Task directions: Wherever the listing has a line with the string "Bars", copy that line out.

Records:
:::::
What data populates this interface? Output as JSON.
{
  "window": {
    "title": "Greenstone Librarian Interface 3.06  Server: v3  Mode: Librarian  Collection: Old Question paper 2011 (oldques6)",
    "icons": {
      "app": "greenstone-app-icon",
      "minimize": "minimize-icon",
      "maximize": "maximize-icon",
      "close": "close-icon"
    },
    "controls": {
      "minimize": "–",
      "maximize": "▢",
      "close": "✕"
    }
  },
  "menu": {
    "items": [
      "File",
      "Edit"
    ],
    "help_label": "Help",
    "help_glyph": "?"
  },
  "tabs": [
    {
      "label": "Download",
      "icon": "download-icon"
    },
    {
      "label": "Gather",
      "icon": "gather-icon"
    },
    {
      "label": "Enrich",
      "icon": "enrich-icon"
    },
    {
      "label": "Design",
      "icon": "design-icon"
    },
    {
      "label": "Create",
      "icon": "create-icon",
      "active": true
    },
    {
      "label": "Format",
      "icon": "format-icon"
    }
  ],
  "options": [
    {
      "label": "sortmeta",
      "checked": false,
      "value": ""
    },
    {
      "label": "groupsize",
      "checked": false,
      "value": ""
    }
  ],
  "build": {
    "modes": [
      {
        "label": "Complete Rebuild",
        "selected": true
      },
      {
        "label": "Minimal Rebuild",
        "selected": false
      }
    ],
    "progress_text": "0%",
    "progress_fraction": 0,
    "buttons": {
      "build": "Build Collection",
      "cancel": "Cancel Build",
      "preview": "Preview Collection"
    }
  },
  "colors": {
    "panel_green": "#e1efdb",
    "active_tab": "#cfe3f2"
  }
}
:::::
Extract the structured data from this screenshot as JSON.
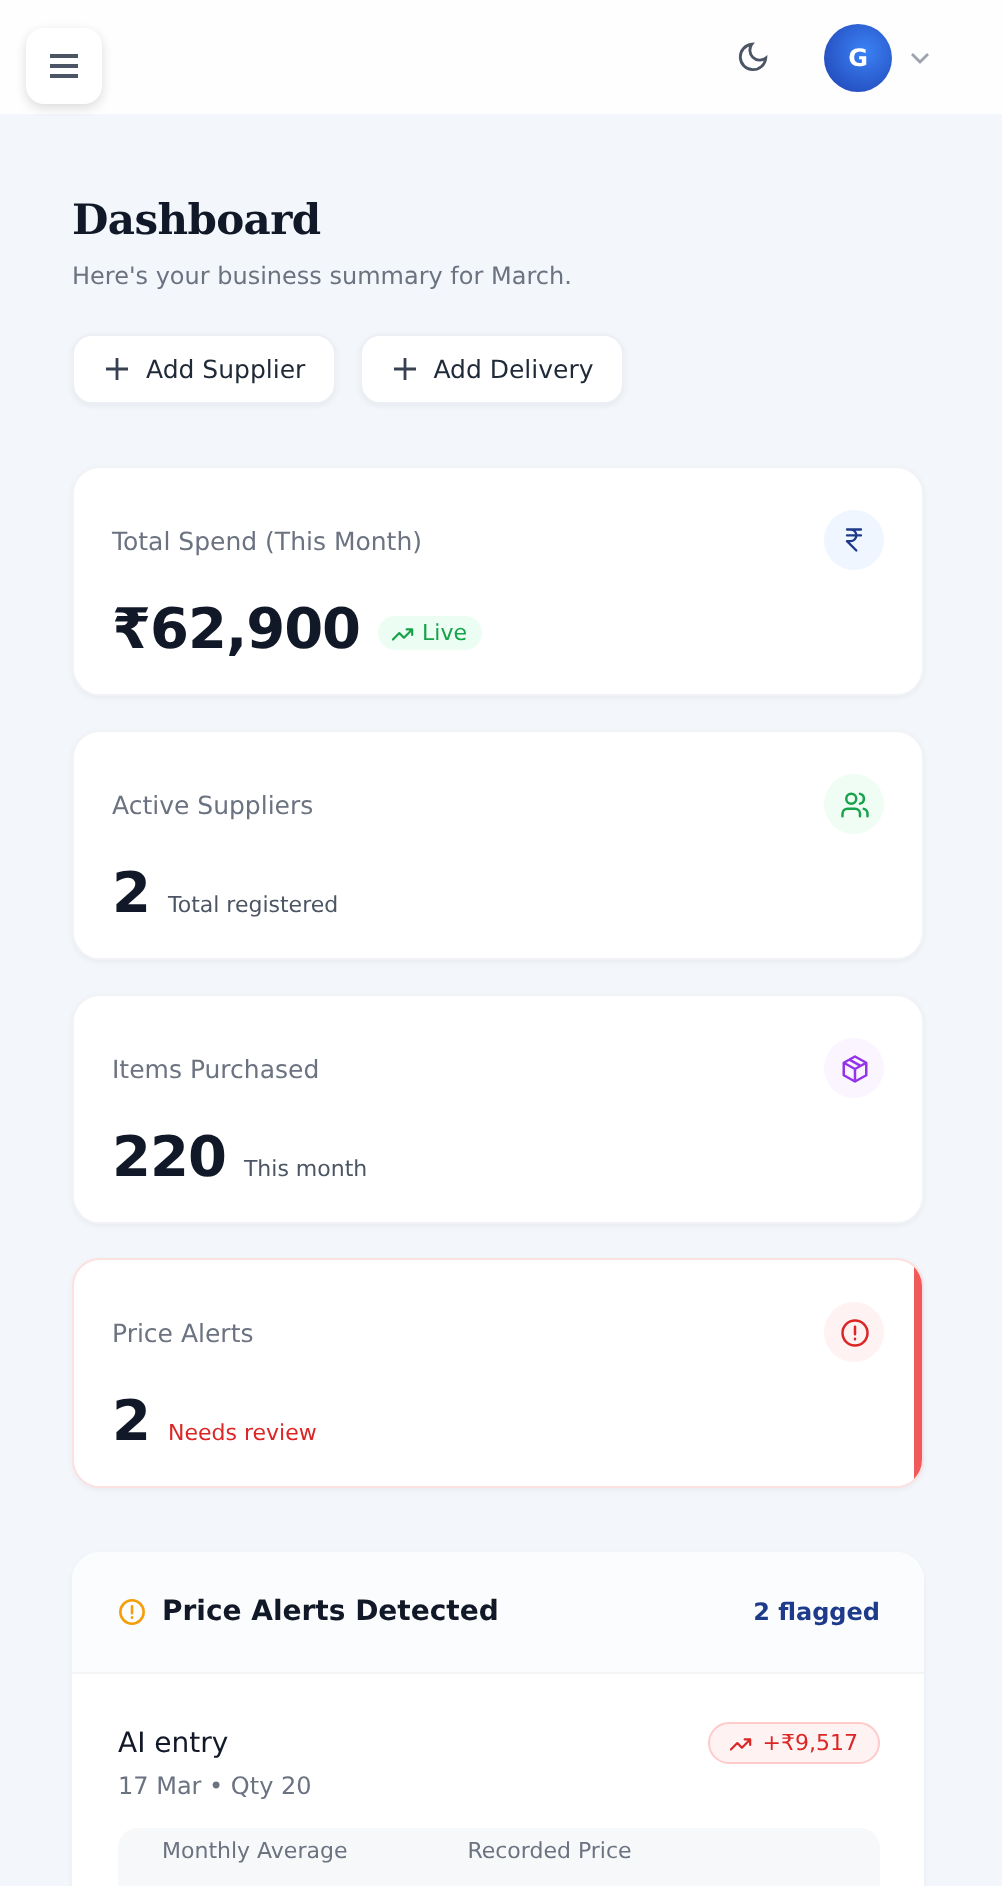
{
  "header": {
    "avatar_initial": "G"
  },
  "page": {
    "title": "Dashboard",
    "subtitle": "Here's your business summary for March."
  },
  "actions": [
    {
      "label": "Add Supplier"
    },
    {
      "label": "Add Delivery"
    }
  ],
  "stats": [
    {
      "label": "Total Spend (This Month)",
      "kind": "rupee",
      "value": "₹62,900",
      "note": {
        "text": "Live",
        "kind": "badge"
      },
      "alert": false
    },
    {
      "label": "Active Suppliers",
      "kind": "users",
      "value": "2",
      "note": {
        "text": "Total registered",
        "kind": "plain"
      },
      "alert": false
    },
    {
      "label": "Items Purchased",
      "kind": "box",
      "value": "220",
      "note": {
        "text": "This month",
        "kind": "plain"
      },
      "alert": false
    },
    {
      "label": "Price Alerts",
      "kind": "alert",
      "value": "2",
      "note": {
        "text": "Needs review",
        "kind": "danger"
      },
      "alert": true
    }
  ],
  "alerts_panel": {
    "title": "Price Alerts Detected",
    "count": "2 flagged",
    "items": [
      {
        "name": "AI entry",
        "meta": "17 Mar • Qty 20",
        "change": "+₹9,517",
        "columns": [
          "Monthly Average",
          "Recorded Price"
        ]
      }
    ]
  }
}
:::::
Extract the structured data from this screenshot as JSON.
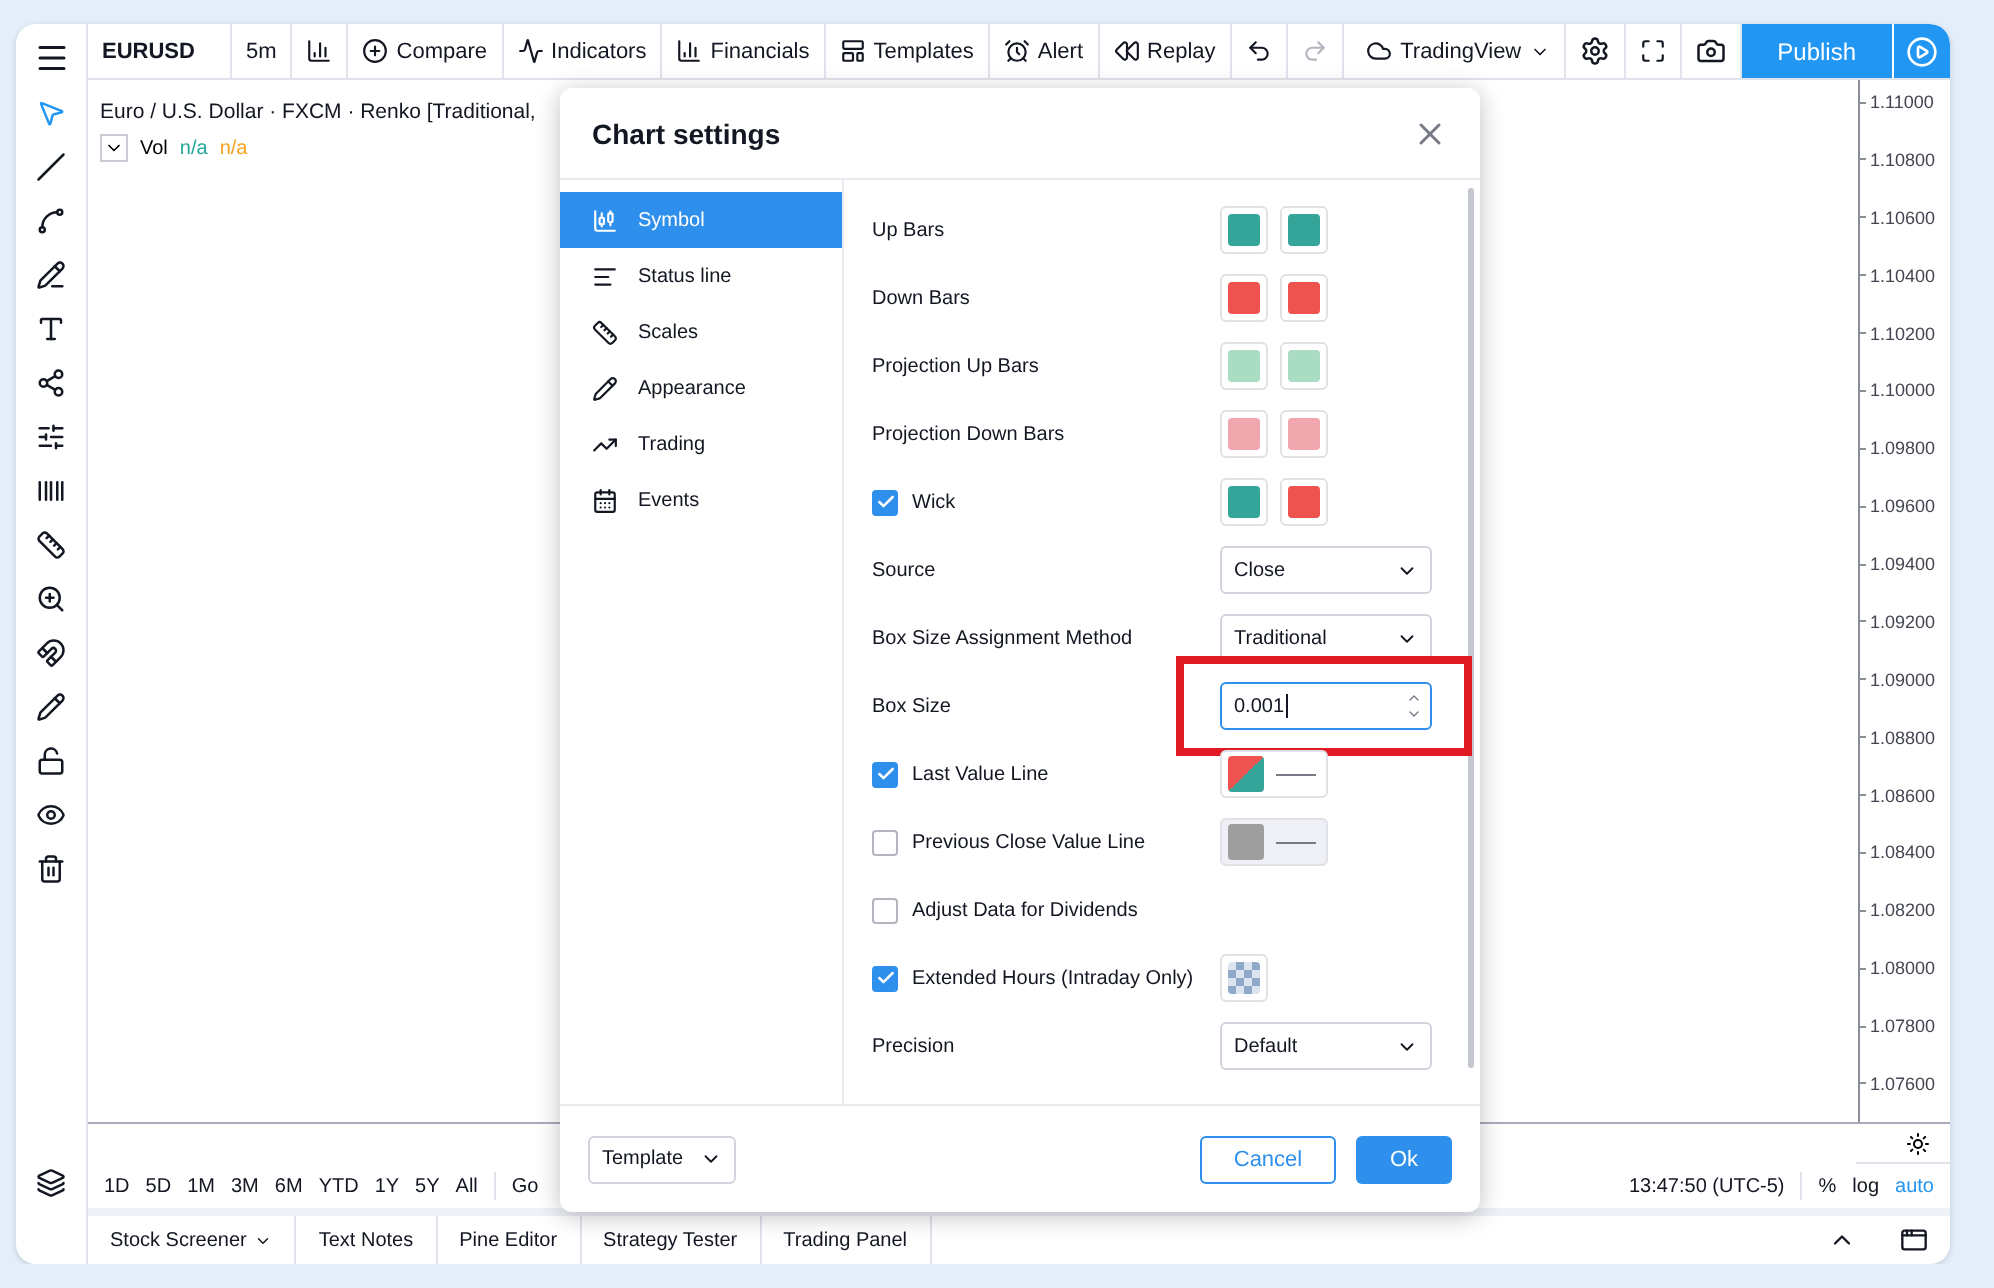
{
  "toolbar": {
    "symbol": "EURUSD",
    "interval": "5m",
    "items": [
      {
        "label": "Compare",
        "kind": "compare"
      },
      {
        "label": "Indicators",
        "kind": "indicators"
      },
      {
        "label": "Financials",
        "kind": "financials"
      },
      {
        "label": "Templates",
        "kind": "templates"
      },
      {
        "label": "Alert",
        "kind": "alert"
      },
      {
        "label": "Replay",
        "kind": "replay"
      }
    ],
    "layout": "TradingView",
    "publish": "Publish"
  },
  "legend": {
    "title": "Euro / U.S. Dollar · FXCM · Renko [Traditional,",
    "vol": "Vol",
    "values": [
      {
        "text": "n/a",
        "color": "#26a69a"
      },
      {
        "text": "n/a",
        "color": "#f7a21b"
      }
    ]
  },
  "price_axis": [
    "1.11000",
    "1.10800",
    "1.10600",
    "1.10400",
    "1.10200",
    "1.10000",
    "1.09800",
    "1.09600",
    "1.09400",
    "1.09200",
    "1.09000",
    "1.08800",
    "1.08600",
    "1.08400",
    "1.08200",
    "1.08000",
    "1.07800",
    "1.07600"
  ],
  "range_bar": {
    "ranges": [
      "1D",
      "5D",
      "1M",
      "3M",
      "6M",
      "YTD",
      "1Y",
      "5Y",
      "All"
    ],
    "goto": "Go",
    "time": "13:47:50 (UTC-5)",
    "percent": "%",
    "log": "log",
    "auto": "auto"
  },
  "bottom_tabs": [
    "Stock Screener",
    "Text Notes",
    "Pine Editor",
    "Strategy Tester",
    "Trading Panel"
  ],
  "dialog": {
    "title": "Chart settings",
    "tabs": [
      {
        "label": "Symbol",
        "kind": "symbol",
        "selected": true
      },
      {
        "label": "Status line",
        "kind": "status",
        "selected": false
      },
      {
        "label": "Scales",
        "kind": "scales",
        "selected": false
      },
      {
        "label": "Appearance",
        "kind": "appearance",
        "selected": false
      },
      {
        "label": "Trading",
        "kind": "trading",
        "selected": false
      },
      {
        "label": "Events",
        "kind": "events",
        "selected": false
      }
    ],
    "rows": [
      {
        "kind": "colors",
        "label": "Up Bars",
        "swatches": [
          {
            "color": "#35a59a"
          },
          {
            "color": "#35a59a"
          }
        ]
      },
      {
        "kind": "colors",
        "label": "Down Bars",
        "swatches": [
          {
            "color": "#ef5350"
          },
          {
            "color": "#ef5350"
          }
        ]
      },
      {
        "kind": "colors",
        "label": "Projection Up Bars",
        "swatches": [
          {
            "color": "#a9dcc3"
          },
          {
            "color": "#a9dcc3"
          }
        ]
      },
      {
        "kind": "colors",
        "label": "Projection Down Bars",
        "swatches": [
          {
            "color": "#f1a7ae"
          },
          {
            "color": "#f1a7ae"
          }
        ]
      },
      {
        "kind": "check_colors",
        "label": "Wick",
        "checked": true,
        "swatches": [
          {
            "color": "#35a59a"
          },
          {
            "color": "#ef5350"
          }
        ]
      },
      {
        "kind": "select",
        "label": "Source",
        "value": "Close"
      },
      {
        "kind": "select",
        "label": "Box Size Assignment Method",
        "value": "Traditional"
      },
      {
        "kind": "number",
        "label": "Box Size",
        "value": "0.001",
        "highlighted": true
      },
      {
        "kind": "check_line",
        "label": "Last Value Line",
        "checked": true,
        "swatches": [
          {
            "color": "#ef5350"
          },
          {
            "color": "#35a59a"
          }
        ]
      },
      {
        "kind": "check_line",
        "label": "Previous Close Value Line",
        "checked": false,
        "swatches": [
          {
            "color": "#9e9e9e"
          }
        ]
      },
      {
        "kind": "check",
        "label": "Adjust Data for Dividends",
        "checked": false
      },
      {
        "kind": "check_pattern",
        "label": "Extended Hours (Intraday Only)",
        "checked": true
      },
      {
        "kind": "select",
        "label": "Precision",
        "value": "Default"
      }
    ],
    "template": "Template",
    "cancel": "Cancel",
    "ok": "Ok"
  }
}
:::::
Written solution:
        "label": "Up Bars",
        "label": "Down Bars",
        "label": "Projection Up Bars",
        "label": "Projection Down Bars",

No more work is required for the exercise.